*A reader wrote in asking how I keep track of my recipes and it got me thinking about the richness of a woman's cookbook. This is my response.
Food is a connecting fiber woven throughout the story of our lives. The smells and tastes can bring back memories that transport us to another time and place. It was a part of my childhood as Grandma and Mom sat at the kitchen table and taught me how to peel the apples for grandma’s delicious apple pie in an unbroken ring of skin. It was a part of my special time with dad as we got up early on Saturday mornings and launched our boat in Lake Shasta to catch fresh trout for dinner and again when he walked me through our garden pointing out each vegetable that was going to show up on our dinner plate while we planted the fish heads into the garden soil. Food was a part of the tradition of my marriage as Chris and I sliced into our wedding cake and then shared it with our closest friends and family. And with each family Christmas as our older members pass on and our newer members are added, special dishes come out full of foods passed down from generation to generation. And it’s those generational recipes that stir up memories that we pass on to the younger family members in a continuous thread of history.

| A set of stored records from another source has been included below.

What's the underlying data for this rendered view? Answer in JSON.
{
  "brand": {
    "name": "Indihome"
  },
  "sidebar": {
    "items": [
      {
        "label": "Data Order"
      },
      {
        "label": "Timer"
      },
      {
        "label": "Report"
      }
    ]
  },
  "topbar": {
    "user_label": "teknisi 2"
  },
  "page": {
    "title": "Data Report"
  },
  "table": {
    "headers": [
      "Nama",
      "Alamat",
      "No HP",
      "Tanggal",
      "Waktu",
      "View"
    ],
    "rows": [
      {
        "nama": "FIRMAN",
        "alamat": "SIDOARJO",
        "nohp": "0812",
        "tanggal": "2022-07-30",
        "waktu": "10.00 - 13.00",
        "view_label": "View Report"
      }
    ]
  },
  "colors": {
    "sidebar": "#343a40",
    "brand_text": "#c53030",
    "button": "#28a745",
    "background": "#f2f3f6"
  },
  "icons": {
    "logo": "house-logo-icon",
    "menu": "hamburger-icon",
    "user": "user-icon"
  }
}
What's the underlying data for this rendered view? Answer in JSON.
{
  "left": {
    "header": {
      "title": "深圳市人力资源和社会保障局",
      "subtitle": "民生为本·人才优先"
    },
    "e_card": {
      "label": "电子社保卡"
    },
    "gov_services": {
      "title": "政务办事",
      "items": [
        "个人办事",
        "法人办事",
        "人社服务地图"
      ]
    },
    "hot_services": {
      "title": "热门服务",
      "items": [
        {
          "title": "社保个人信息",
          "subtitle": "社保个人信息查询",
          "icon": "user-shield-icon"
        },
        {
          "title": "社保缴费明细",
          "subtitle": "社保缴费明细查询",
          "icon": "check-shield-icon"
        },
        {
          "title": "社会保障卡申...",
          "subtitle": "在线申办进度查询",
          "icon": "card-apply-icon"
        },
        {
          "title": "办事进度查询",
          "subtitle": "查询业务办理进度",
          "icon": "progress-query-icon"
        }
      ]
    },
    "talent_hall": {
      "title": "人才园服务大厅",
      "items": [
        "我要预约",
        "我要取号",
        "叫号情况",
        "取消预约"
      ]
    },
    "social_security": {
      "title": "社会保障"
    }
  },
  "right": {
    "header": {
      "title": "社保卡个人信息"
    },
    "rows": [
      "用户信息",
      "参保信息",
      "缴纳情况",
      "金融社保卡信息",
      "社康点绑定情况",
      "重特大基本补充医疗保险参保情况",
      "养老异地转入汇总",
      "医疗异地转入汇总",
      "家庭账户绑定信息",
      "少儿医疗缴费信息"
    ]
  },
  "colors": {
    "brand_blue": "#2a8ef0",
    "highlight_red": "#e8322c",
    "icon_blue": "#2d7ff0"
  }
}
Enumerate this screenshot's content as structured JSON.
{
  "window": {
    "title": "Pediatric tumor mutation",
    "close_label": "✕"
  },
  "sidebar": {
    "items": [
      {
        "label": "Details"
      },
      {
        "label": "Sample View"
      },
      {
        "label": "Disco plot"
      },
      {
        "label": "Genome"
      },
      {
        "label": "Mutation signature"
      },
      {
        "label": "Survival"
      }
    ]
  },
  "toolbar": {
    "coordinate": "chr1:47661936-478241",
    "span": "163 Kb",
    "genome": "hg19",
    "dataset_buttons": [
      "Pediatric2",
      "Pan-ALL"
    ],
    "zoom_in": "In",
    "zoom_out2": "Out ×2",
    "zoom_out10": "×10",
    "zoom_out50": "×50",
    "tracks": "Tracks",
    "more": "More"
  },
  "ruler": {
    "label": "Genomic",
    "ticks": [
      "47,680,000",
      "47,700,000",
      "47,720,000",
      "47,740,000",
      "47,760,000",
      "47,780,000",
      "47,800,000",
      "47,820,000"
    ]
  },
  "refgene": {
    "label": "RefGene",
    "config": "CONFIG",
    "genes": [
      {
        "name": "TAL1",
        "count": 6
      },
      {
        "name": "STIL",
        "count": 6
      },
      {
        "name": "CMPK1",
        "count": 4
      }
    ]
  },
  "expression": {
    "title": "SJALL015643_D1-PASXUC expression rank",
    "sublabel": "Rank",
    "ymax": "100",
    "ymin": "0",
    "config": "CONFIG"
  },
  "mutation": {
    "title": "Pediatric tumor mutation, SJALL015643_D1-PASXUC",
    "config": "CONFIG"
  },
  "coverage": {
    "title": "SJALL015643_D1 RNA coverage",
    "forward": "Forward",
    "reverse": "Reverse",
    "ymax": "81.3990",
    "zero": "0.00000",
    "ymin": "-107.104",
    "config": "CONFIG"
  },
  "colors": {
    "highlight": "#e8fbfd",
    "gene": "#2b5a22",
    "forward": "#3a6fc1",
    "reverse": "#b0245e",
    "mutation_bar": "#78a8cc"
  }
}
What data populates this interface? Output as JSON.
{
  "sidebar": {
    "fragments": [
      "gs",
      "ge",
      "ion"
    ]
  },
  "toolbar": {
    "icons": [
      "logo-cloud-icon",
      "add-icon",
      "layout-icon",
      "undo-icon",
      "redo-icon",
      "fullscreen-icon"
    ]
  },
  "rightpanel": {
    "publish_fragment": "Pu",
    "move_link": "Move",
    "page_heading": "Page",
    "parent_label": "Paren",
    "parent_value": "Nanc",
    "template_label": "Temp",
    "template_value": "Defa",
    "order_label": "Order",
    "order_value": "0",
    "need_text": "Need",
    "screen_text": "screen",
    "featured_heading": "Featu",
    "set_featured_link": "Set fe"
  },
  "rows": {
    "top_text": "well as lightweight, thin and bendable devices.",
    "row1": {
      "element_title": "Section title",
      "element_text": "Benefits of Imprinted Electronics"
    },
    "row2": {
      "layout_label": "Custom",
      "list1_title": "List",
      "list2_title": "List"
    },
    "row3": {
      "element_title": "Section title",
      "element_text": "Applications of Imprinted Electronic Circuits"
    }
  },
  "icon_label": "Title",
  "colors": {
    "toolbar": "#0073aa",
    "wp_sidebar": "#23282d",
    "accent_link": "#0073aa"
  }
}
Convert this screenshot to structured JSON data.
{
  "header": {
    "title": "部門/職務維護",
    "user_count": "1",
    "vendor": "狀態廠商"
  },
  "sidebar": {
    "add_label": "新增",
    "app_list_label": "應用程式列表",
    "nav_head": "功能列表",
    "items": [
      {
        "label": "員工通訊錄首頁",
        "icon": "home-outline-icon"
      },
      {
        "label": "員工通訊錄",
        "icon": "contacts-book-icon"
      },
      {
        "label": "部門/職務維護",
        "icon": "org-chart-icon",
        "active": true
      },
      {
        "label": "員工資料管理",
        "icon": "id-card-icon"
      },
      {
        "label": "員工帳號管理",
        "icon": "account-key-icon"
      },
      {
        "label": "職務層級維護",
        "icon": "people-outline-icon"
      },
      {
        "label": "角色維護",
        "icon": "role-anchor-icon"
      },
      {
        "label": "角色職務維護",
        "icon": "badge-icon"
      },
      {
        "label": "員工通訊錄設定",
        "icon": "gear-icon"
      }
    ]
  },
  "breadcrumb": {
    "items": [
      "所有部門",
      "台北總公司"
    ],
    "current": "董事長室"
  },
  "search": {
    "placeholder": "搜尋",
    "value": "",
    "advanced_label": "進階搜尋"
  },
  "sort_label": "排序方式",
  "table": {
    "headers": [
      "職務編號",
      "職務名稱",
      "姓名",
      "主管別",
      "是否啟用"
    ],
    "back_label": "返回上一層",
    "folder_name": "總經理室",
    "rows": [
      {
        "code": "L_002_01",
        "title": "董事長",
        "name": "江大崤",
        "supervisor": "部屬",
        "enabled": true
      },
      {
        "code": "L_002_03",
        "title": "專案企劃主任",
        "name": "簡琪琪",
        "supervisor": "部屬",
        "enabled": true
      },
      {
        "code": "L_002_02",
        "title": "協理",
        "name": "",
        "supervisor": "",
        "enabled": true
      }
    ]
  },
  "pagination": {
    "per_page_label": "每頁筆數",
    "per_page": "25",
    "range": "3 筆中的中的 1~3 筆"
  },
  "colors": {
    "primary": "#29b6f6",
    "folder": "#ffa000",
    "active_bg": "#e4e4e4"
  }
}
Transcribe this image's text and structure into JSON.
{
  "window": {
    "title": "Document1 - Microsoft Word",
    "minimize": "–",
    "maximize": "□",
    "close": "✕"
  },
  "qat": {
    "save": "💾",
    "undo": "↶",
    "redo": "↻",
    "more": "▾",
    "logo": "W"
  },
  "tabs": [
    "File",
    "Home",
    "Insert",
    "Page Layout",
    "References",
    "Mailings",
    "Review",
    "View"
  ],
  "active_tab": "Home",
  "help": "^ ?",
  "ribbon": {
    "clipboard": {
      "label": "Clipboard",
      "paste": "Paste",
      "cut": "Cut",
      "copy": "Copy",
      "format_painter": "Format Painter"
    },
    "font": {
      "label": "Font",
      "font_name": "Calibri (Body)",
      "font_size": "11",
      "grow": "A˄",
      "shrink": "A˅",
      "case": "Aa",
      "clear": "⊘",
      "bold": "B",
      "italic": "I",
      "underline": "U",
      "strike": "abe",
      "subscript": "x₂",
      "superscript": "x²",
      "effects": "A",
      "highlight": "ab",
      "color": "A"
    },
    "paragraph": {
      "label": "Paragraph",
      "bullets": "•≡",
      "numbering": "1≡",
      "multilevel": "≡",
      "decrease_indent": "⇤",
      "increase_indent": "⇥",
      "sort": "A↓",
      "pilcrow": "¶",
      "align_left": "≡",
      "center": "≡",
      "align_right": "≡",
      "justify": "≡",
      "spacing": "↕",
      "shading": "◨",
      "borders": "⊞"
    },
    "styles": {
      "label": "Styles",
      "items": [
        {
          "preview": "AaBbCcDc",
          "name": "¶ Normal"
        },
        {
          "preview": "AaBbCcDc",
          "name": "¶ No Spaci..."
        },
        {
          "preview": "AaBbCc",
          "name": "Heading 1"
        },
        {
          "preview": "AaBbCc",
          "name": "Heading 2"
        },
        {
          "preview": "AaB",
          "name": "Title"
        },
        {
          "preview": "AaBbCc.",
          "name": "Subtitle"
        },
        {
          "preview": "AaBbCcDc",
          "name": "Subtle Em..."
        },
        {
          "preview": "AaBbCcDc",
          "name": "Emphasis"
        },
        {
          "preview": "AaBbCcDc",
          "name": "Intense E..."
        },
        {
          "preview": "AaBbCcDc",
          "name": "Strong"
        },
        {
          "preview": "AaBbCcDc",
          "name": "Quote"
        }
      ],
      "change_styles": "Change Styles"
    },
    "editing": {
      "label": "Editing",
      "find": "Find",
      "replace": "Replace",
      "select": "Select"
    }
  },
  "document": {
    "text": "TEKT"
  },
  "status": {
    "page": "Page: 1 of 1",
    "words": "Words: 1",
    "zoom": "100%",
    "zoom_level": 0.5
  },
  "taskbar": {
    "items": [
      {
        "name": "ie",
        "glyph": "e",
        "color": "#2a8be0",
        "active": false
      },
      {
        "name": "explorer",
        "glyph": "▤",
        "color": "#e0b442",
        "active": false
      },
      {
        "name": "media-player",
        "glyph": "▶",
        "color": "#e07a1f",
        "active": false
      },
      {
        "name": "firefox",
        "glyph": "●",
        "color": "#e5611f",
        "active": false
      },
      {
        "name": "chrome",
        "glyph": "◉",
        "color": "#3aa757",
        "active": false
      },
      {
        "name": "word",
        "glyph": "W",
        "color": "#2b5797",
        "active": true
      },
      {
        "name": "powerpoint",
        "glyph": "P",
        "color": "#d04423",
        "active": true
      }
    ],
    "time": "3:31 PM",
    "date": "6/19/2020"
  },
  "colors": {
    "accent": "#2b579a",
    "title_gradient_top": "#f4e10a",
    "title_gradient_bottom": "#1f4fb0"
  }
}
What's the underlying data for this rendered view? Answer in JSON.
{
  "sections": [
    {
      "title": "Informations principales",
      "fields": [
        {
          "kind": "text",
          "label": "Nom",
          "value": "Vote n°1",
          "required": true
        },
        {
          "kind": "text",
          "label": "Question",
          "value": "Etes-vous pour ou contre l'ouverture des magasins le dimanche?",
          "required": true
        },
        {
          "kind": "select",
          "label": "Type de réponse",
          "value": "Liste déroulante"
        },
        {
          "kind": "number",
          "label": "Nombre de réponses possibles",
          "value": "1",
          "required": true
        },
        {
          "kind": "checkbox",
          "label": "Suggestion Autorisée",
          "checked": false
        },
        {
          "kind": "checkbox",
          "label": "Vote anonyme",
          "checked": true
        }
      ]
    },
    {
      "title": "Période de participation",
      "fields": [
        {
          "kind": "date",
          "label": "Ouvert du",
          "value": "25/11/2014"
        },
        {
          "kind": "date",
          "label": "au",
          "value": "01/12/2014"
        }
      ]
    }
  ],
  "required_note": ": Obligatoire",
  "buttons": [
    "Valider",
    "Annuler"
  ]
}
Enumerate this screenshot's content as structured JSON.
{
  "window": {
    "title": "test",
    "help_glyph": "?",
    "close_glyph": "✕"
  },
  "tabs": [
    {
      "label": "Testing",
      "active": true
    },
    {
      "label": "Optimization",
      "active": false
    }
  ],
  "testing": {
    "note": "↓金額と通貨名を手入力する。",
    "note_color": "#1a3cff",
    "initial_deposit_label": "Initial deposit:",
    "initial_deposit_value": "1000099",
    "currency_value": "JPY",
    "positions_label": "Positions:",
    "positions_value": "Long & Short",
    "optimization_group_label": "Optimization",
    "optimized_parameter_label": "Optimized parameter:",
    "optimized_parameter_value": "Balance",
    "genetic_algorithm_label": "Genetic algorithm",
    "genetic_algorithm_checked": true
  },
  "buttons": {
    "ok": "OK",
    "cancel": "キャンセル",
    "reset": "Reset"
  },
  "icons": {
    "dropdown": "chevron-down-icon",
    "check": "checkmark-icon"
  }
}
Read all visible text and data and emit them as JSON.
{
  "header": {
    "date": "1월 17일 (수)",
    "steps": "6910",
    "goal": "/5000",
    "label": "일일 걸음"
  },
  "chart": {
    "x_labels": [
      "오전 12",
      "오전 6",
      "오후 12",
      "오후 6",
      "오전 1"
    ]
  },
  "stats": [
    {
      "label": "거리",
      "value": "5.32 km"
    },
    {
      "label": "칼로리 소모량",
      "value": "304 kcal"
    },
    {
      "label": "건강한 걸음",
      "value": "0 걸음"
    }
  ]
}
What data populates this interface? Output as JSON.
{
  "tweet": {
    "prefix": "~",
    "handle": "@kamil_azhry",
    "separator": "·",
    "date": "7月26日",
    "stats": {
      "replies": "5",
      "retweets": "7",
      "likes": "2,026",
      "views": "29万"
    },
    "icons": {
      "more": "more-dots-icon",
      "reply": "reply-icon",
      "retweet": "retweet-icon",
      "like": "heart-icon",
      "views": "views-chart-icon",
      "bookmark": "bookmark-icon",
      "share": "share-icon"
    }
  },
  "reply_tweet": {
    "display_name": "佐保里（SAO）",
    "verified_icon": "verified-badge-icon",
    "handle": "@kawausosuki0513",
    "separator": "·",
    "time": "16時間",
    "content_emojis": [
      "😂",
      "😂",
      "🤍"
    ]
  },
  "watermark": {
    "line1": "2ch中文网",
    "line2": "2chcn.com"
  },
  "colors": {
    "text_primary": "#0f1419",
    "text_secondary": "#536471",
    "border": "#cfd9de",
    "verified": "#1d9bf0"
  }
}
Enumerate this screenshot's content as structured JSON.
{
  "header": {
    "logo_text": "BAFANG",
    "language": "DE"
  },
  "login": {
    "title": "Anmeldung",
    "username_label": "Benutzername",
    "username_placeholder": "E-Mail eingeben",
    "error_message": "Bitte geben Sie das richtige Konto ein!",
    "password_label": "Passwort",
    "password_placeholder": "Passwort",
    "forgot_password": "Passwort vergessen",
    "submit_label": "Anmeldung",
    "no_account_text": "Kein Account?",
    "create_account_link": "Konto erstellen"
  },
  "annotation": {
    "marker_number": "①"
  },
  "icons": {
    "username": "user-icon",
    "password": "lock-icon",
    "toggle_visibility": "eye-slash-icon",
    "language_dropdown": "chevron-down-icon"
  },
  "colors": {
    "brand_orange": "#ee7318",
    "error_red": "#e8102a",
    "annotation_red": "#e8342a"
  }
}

If you were to check in the cupboards of women across America you’d probably find that, tucked away in their recipe cupboards, is a small box or book full of great grandma’s recipes. Most have personal notations from women long gone and some have greasy fingerprints from the hands that held them before. But whatever condition they are in their value is priceless. And as our own children grow into adulthood, our recipes will become the ones handed down and talked about long after we’re gone.
In the day and age of computer technology, the art of the handwritten cookbook is nearly lost. Most of the time I read my recipe directly from my laptop. Other times I manage to take the time to print it out, only to toss it in the garbage later. But as my kids are starting to take over some of the cooking and my days with them living in my house are numbered, I’m starting to see the relevance in getting my recipes organized and making them personal. So here are some simple tips to get your food history ready to pass down to your own children and grandchildren some day.
- To keep it simple, start with a three ring binder, dividers according to course (main dish, dessert, breads, etc.) and some plastic page protectors. When I’ve tried a recipe that I like I either print it out or photocopy it so I have a hard copy.
- Next I make notations on the recipe. Note whether you altered ingredients, how much everyone liked it, if you served it for a special occasion and include the date. All the extra details make it even more memorable for future family members. It’s almost like a diary of sorts.
- Then slip it into a waterproof sleeve and file it under the correct divider. Next time you use the recipe your plastic sheet will protect it from splashes or spills.
Every time you add a recipe you’ll be building a legacy for the future and a reminder of the great memories you cooked up for your family.
For more ideas go see WFMW.